▸ **DATA**:
+===+

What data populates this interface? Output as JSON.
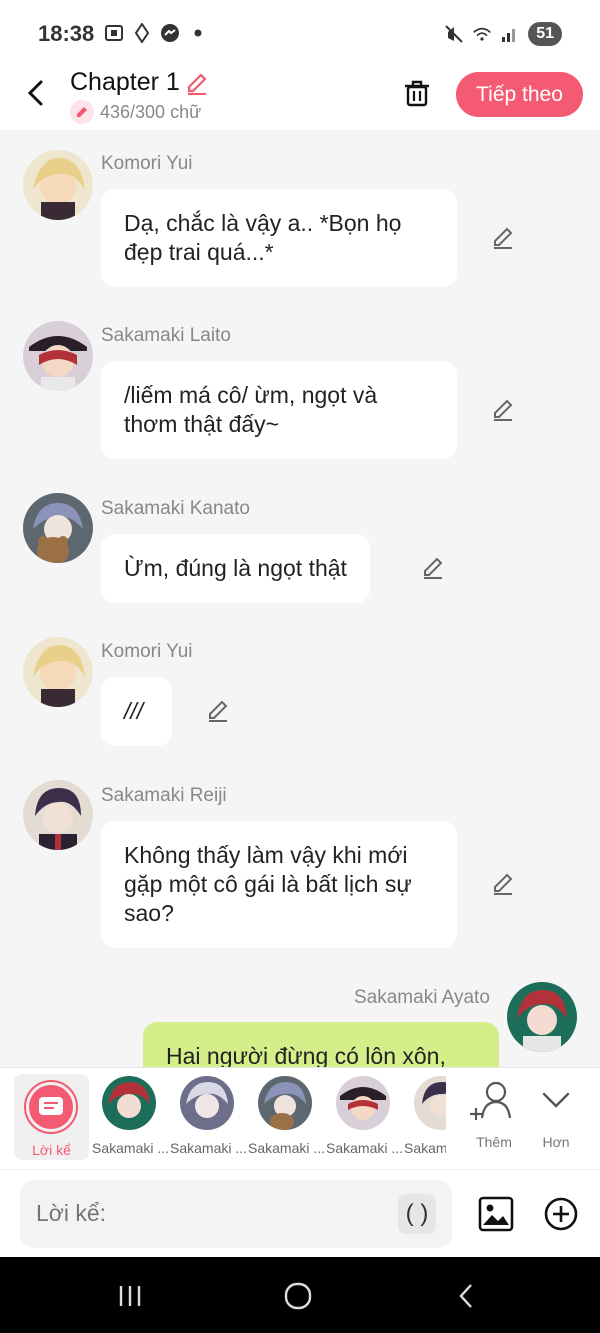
{
  "status": {
    "time": "18:38",
    "battery": "51",
    "icons_left": [
      "screenshot-icon",
      "location-icon",
      "messenger-icon",
      "dot-icon"
    ],
    "icons_right": [
      "mute-icon",
      "wifi-icon",
      "signal-icon"
    ]
  },
  "header": {
    "title": "Chapter 1",
    "word_count": "436/300 chữ",
    "next_label": "Tiếp theo"
  },
  "messages": [
    {
      "name": "Komori Yui",
      "text": "Dạ, chắc là vậy a.. *Bọn họ đẹp trai quá...*"
    },
    {
      "name": "Sakamaki Laito",
      "text": "/liếm má cô/ ừm, ngọt và thơm thật đấy~"
    },
    {
      "name": "Sakamaki Kanato",
      "text": "Ừm, đúng là ngọt thật"
    },
    {
      "name": "Komori Yui",
      "text": "///"
    },
    {
      "name": "Sakamaki Reiji",
      "text": "Không thấy làm vậy khi mới gặp một cô gái là bất lịch sự sao?"
    },
    {
      "name": "Sakamaki Ayato",
      "text": "Hai người đừng có lôn xôn,"
    }
  ],
  "character_bar": {
    "narrator_label": "Lời kể",
    "characters": [
      {
        "label": "Sakamaki ..."
      },
      {
        "label": "Sakamaki ..."
      },
      {
        "label": "Sakamaki ..."
      },
      {
        "label": "Sakamaki ..."
      },
      {
        "label": "Sakam"
      }
    ],
    "add_label": "Thêm",
    "more_label": "Hơn"
  },
  "composer": {
    "placeholder": "Lời kể:",
    "paren_label": "( )"
  },
  "colors": {
    "accent": "#f45a72",
    "my_bubble": "#d4ee8a",
    "bubble": "#ffffff",
    "background": "#f5f5f5"
  }
}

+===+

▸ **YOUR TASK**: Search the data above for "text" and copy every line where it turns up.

▸ **ANSWER BOX**:
      "text": "Dạ, chắc là vậy a.. *Bọn họ đẹp trai quá...*"
      "text": "/liếm má cô/ ừm, ngọt và thơm thật đấy~"
      "text": "Ừm, đúng là ngọt thật"
      "text": "///"
      "text": "Không thấy làm vậy khi mới gặp một cô gái là bất lịch sự sao?"
      "text": "Hai người đừng có lôn xôn,"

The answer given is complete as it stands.